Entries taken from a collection
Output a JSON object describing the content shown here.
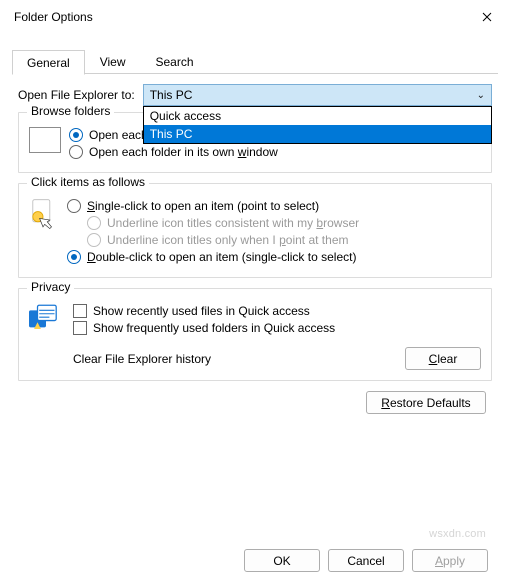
{
  "window": {
    "title": "Folder Options"
  },
  "tabs": {
    "general": "General",
    "view": "View",
    "search": "Search"
  },
  "open_explorer": {
    "label": "Open File Explorer to:",
    "selected": "This PC",
    "options": {
      "quick": "Quick access",
      "thispc": "This PC"
    }
  },
  "browse": {
    "legend": "Browse folders",
    "same_window": "Open each folder in the same window",
    "own_window": "Open each folder in its own window"
  },
  "click": {
    "legend": "Click items as follows",
    "single": "Single-click to open an item (point to select)",
    "underline_browser": "Underline icon titles consistent with my browser",
    "underline_point": "Underline icon titles only when I point at them",
    "double": "Double-click to open an item (single-click to select)"
  },
  "privacy": {
    "legend": "Privacy",
    "recent_files": "Show recently used files in Quick access",
    "freq_folders": "Show frequently used folders in Quick access",
    "clear_label": "Clear File Explorer history",
    "clear_btn": "Clear"
  },
  "buttons": {
    "restore": "Restore Defaults",
    "ok": "OK",
    "cancel": "Cancel",
    "apply": "Apply"
  },
  "watermark": "wsxdn.com"
}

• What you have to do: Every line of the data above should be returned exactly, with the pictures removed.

• Response for this exercise:
Output a JSON object describing the content shown here.
{
  "window": {
    "title": "Folder Options"
  },
  "tabs": {
    "general": "General",
    "view": "View",
    "search": "Search"
  },
  "open_explorer": {
    "label": "Open File Explorer to:",
    "selected": "This PC",
    "options": {
      "quick": "Quick access",
      "thispc": "This PC"
    }
  },
  "browse": {
    "legend": "Browse folders",
    "same_window": "Open each folder in the same window",
    "own_window": "Open each folder in its own window"
  },
  "click": {
    "legend": "Click items as follows",
    "single": "Single-click to open an item (point to select)",
    "underline_browser": "Underline icon titles consistent with my browser",
    "underline_point": "Underline icon titles only when I point at them",
    "double": "Double-click to open an item (single-click to select)"
  },
  "privacy": {
    "legend": "Privacy",
    "recent_files": "Show recently used files in Quick access",
    "freq_folders": "Show frequently used folders in Quick access",
    "clear_label": "Clear File Explorer history",
    "clear_btn": "Clear"
  },
  "buttons": {
    "restore": "Restore Defaults",
    "ok": "OK",
    "cancel": "Cancel",
    "apply": "Apply"
  },
  "watermark": "wsxdn.com"
}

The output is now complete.